Emphasis is on accuracy so there is no embarrassment for a learner with dyspraxia who needs to take it slowly. Moreover, key introduction is achieved through a program of English phonics, which helps learners encode real words as a series of key-strokes from the very beginning.

  Learn more

Multi-sensory learning combines audio and visual input with movement. Learners see the words, hear them and type them, which reinforces learning and boosts reading skills too. Achieving success from the very beginning of the course boosts self-esteem and confidence!

Sally, Teacher in a special needs program

Read full testimonial

For learners who struggle with dysgraphia

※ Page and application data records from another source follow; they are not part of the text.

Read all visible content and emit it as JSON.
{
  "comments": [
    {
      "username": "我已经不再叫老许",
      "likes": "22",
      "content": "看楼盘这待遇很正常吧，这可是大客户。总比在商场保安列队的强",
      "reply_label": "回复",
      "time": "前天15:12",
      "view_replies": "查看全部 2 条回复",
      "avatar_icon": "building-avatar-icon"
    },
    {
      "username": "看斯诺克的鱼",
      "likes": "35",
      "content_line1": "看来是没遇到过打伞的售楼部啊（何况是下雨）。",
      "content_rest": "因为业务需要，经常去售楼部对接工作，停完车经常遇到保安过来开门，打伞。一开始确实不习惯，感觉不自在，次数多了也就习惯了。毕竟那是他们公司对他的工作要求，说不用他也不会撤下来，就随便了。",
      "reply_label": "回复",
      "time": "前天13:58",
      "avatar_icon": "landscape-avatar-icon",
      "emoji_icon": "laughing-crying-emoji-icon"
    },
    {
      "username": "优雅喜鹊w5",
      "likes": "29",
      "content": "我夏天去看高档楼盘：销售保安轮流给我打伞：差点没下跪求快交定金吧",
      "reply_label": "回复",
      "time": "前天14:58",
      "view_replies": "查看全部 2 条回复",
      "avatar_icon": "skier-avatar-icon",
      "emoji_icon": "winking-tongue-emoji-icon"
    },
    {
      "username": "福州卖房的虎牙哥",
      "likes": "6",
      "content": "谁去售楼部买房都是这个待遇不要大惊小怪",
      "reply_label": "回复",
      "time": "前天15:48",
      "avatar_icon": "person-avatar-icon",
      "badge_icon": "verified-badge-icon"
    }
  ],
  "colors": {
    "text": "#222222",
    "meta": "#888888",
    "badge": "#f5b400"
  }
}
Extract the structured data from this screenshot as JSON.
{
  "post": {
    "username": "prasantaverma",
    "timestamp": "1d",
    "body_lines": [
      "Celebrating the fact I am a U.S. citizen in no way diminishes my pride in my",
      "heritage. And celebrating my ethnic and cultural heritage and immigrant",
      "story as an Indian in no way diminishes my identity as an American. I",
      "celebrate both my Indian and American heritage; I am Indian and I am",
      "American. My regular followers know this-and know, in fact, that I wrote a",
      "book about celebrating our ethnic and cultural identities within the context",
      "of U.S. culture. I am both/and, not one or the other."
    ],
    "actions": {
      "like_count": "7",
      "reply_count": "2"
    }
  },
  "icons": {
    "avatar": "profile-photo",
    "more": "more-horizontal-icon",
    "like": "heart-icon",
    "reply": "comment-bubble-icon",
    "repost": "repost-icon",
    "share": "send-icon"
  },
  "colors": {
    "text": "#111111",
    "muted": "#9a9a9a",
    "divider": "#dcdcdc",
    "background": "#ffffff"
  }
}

TTRS is a program designed to get children and adults with dysgraphia touch-typing, with additional support for spelling.

About the Author 

Meredith Cicerchia

Meredith Cicerchia is a freelance writer who covers topics ranging from speech and language difficulties and specific learning differences, to strategies for teaching English as a second and additional language. She is also an education consultant, an applied linguistics researcher and a former teaching affiliate at the University of Nottingham.
Reviewed by 

Chris Freeman

Chris Freeman has a BA cum laude in Sociology, and has undertaken post grad work in education and educational technology. She spent 20+ years working in public health and in the charity sector.

Download this FREE typing resource from TTRS


TTRS has a solution for you

An award-winning, multi-sensory course that teaches typing, reading and spelling

Learn more

How does TTRS work?

Developed in line with language and education research

Teaches typing using a multi-sensory approach

The course is modular in design and easy to navigate

Includes school and personal interest subjects

Positive feedback and positive reinforcement

Reporting features help you monitor usage and progress